# Problem to work on:
The entries follow. Print each one exactly.

*** Opening of Dataset ***

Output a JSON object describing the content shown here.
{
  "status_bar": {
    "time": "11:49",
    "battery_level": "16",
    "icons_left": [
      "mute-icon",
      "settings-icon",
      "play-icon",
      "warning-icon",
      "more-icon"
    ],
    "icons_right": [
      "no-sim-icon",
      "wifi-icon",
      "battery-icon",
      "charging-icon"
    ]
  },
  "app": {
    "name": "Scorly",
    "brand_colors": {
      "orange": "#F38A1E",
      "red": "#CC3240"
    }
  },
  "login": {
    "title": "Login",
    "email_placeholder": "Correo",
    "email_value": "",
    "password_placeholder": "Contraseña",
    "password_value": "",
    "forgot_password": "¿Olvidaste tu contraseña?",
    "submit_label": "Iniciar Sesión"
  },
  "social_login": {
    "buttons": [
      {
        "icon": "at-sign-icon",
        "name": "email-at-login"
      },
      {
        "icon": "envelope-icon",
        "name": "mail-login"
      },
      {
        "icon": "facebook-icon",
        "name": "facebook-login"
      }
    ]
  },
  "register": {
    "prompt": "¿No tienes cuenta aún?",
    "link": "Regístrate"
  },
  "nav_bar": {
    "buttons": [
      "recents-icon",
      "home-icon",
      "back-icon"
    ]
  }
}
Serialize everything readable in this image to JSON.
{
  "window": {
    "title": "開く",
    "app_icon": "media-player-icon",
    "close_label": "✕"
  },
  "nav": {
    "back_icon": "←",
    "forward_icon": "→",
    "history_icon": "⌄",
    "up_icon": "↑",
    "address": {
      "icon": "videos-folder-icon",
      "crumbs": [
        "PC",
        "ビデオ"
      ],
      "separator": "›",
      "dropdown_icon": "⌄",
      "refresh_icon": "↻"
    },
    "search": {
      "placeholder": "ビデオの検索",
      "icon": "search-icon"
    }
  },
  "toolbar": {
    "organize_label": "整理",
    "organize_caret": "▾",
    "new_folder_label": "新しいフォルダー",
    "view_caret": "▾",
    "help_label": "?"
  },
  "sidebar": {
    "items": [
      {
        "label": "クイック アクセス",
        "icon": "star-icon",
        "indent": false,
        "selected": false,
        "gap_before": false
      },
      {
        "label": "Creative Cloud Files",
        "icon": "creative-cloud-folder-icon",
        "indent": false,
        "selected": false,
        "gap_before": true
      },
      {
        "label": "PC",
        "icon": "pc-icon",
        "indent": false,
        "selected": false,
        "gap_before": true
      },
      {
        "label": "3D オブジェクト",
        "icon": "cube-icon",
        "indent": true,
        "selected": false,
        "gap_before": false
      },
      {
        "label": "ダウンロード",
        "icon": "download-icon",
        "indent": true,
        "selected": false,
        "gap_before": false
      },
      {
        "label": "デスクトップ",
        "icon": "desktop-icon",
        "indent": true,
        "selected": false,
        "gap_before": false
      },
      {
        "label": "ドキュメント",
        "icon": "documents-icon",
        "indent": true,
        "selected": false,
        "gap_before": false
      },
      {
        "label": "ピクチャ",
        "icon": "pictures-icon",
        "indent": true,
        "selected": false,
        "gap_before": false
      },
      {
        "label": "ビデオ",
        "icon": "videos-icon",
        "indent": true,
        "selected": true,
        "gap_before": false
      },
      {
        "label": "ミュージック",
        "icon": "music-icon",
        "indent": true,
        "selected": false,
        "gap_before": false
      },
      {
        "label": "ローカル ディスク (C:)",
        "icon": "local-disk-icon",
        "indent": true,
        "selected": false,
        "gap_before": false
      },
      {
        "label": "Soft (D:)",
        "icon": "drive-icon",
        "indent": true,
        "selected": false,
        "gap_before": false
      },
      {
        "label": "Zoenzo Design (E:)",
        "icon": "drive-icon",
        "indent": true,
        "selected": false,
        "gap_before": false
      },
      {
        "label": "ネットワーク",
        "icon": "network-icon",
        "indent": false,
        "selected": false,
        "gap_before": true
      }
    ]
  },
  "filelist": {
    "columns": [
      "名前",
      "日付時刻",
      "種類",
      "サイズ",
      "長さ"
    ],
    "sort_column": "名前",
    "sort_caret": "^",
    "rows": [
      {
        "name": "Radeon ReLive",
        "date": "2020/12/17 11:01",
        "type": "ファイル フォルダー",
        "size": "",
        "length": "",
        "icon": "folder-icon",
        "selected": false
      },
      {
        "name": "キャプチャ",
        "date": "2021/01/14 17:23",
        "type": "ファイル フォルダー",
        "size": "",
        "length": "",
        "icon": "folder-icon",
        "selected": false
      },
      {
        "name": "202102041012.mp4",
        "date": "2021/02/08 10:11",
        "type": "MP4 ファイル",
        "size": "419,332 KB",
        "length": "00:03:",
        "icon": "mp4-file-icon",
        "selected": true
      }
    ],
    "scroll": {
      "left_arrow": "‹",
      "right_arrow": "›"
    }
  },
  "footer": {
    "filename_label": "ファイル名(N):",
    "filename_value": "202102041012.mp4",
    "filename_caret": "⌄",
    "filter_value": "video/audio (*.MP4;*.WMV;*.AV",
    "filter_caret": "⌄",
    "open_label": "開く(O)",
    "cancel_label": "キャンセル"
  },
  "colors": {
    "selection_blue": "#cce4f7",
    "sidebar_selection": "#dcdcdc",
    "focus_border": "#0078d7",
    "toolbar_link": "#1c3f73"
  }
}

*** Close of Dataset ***

# Result below:
Output a JSON object describing the content shown here.
{
  "status_bar": {
    "time": "11:49",
    "battery_level": "16",
    "icons_left": [
      "mute-icon",
      "settings-icon",
      "play-icon",
      "warning-icon",
      "more-icon"
    ],
    "icons_right": [
      "no-sim-icon",
      "wifi-icon",
      "battery-icon",
      "charging-icon"
    ]
  },
  "app": {
    "name": "Scorly",
    "brand_colors": {
      "orange": "#F38A1E",
      "red": "#CC3240"
    }
  },
  "login": {
    "title": "Login",
    "email_placeholder": "Correo",
    "email_value": "",
    "password_placeholder": "Contraseña",
    "password_value": "",
    "forgot_password": "¿Olvidaste tu contraseña?",
    "submit_label": "Iniciar Sesión"
  },
  "social_login": {
    "buttons": [
      {
        "icon": "at-sign-icon",
        "name": "email-at-login"
      },
      {
        "icon": "envelope-icon",
        "name": "mail-login"
      },
      {
        "icon": "facebook-icon",
        "name": "facebook-login"
      }
    ]
  },
  "register": {
    "prompt": "¿No tienes cuenta aún?",
    "link": "Regístrate"
  },
  "nav_bar": {
    "buttons": [
      "recents-icon",
      "home-icon",
      "back-icon"
    ]
  }
}
Serialize everything readable in this image to JSON.
{
  "window": {
    "title": "開く",
    "app_icon": "media-player-icon",
    "close_label": "✕"
  },
  "nav": {
    "back_icon": "←",
    "forward_icon": "→",
    "history_icon": "⌄",
    "up_icon": "↑",
    "address": {
      "icon": "videos-folder-icon",
      "crumbs": [
        "PC",
        "ビデオ"
      ],
      "separator": "›",
      "dropdown_icon": "⌄",
      "refresh_icon": "↻"
    },
    "search": {
      "placeholder": "ビデオの検索",
      "icon": "search-icon"
    }
  },
  "toolbar": {
    "organize_label": "整理",
    "organize_caret": "▾",
    "new_folder_label": "新しいフォルダー",
    "view_caret": "▾",
    "help_label": "?"
  },
  "sidebar": {
    "items": [
      {
        "label": "クイック アクセス",
        "icon": "star-icon",
        "indent": false,
        "selected": false,
        "gap_before": false
      },
      {
        "label": "Creative Cloud Files",
        "icon": "creative-cloud-folder-icon",
        "indent": false,
        "selected": false,
        "gap_before": true
      },
      {
        "label": "PC",
        "icon": "pc-icon",
        "indent": false,
        "selected": false,
        "gap_before": true
      },
      {
        "label": "3D オブジェクト",
        "icon": "cube-icon",
        "indent": true,
        "selected": false,
        "gap_before": false
      },
      {
        "label": "ダウンロード",
        "icon": "download-icon",
        "indent": true,
        "selected": false,
        "gap_before": false
      },
      {
        "label": "デスクトップ",
        "icon": "desktop-icon",
        "indent": true,
        "selected": false,
        "gap_before": false
      },
      {
        "label": "ドキュメント",
        "icon": "documents-icon",
        "indent": true,
        "selected": false,
        "gap_before": false
      },
      {
        "label": "ピクチャ",
        "icon": "pictures-icon",
        "indent": true,
        "selected": false,
        "gap_before": false
      },
      {
        "label": "ビデオ",
        "icon": "videos-icon",
        "indent": true,
        "selected": true,
        "gap_before": false
      },
      {
        "label": "ミュージック",
        "icon": "music-icon",
        "indent": true,
        "selected": false,
        "gap_before": false
      },
      {
        "label": "ローカル ディスク (C:)",
        "icon": "local-disk-icon",
        "indent": true,
        "selected": false,
        "gap_before": false
      },
      {
        "label": "Soft (D:)",
        "icon": "drive-icon",
        "indent": true,
        "selected": false,
        "gap_before": false
      },
      {
        "label": "Zoenzo Design (E:)",
        "icon": "drive-icon",
        "indent": true,
        "selected": false,
        "gap_before": false
      },
      {
        "label": "ネットワーク",
        "icon": "network-icon",
        "indent": false,
        "selected": false,
        "gap_before": true
      }
    ]
  },
  "filelist": {
    "columns": [
      "名前",
      "日付時刻",
      "種類",
      "サイズ",
      "長さ"
    ],
    "sort_column": "名前",
    "sort_caret": "^",
    "rows": [
      {
        "name": "Radeon ReLive",
        "date": "2020/12/17 11:01",
        "type": "ファイル フォルダー",
        "size": "",
        "length": "",
        "icon": "folder-icon",
        "selected": false
      },
      {
        "name": "キャプチャ",
        "date": "2021/01/14 17:23",
        "type": "ファイル フォルダー",
        "size": "",
        "length": "",
        "icon": "folder-icon",
        "selected": false
      },
      {
        "name": "202102041012.mp4",
        "date": "2021/02/08 10:11",
        "type": "MP4 ファイル",
        "size": "419,332 KB",
        "length": "00:03:",
        "icon": "mp4-file-icon",
        "selected": true
      }
    ],
    "scroll": {
      "left_arrow": "‹",
      "right_arrow": "›"
    }
  },
  "footer": {
    "filename_label": "ファイル名(N):",
    "filename_value": "202102041012.mp4",
    "filename_caret": "⌄",
    "filter_value": "video/audio (*.MP4;*.WMV;*.AV",
    "filter_caret": "⌄",
    "open_label": "開く(O)",
    "cancel_label": "キャンセル"
  },
  "colors": {
    "selection_blue": "#cce4f7",
    "sidebar_selection": "#dcdcdc",
    "focus_border": "#0078d7",
    "toolbar_link": "#1c3f73"
  }
}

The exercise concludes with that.